Return, from the lines below, each one that includes the word "icon".

◆ ◆ ◆ ◆

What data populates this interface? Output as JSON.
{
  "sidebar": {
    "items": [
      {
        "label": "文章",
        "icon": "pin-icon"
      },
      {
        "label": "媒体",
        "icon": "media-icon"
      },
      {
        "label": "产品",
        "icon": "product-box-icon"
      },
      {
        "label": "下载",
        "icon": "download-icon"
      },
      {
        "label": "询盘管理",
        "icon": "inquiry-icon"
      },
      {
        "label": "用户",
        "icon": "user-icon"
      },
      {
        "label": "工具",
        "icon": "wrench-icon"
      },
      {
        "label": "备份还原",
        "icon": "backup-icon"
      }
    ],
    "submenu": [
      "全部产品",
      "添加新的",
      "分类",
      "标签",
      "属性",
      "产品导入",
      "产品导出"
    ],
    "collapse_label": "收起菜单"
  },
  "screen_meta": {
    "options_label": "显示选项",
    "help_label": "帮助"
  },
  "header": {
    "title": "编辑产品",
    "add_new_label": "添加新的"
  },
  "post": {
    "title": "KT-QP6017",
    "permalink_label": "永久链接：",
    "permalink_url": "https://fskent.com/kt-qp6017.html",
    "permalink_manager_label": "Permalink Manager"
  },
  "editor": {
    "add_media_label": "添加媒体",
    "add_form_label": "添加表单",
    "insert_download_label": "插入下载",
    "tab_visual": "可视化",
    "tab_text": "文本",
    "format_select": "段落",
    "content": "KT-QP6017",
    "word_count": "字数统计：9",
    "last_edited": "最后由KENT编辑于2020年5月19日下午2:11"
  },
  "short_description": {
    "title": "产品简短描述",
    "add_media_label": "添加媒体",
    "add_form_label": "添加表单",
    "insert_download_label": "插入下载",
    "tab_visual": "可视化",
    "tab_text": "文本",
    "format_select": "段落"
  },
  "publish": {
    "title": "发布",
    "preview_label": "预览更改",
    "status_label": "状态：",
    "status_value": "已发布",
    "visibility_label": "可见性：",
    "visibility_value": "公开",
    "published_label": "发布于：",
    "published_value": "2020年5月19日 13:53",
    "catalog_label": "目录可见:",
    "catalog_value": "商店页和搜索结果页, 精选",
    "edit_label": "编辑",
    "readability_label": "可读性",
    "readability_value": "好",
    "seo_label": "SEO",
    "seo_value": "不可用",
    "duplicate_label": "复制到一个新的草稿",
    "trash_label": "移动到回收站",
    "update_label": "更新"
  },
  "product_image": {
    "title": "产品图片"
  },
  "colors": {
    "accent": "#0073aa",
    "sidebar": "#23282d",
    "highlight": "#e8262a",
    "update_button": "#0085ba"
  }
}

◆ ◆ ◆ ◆

**Answer box**
        "icon": "pin-icon"
        "icon": "media-icon"
        "icon": "product-box-icon"
        "icon": "download-icon"
        "icon": "inquiry-icon"
        "icon": "user-icon"
        "icon": "wrench-icon"
        "icon": "backup-icon"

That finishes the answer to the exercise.